CONGRATULATIONS TO Scooter Tolzda on a remarkable achievement. Scooter pocketed his 300th career varsity basketball win this past Tuesday as Beallsville hammered Frontier. Scooter is one of the premier coaches in the OVAC, often times overlooked because he coaches at a small, out-of-the-way school. Not only is he one of the best, Scooter is also one of the nicest and most helpful coaches in the business. He is a superb clinician. Scooter, who guided the Blue Devils to the regionals back in the early 90s, has his Big Blue on a remarkable run this year.

ST. CLAIR Lanes is holding a benefit for Big Brothers/Big Sisters of the Upper Ohio Valley. Valentine’s Scotch Doubles will be held Friday, Feb. 10. Registration begins at 8:30 p.m. with bowling commencing at 9 p.m. Cost is $25 per couple. Big Brothers/Big Sisters is a United Way agency.

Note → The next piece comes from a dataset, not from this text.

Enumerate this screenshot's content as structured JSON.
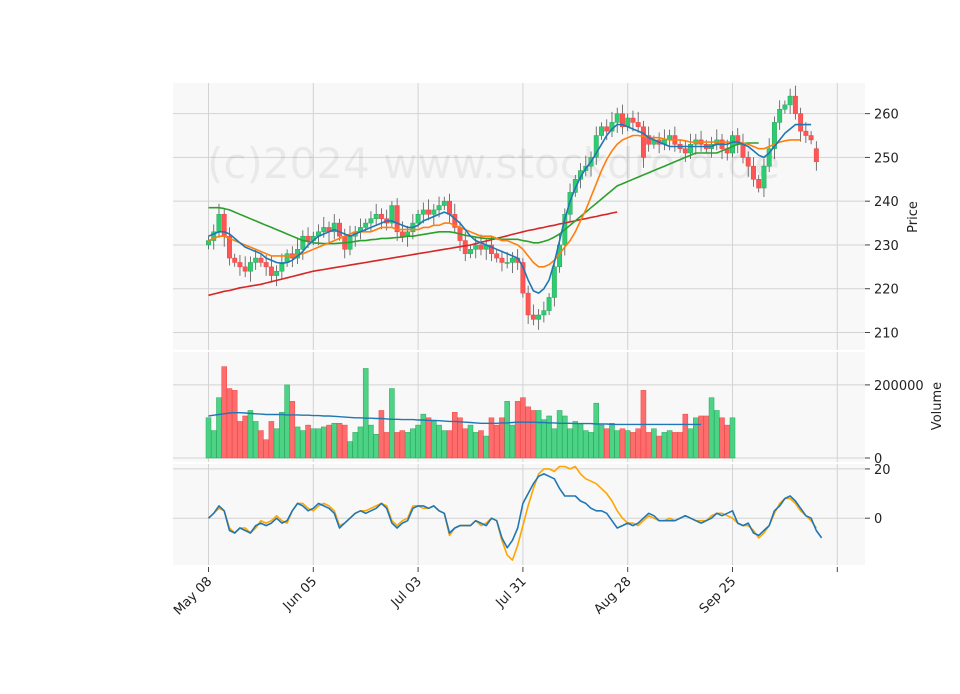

UNLESS HE does something stupid or some shocking revelation surfaces, Mitt Romney is in the fast lane toward the GOP nomination for presidency. Romney’s resounding route of Newt Gingrich and the balance of the field in Florida gives the former Massachusetts governor a strong upperhand with Nevada the next primary on tap.

THE ST. Clairsville Area Chamber of Commerce and its legislative committee will host a “meet the candidate” luncheon on Wednesday, Feb. 15, at Undo’s West on National Road, St. Clairsville. The event will be held from noon to 1 p.m. and will be an opportunity for local, state and federal candidates to speak out before the March 6 primary. The chamber welcomes and encourages the public to attend and hear what the candidates have to say. Cost of the lunch is $15 at the door. Reservations can be made by calling the chamber office at (740) 695-9623.

HOW SHORT and unfair life can be was reinforced this past Tuesday when Steubenville High freshman star athlete Lee West died in a fire at his home. I knew Lee quite well through his basketball prowess. He was a super young man from a class family. Lee had a chance to be the starting Big Red QB as a sophomore. That is how talented he was. The Ohio Valley has showered the family with support, both emotionally and monetarily. Lee’s tragic death just tells us to take nothing for granted and live life to its fullest every day.

AS I noted in Rich Gibson’s annual Super Bowl prediction column today, I must pick against my Giants. Patriots’ QB Tom Brady will bring his A+ game after a sub-par performance in the AFC title game.

Kapral may be reached at bkapral@timesleaderonline.com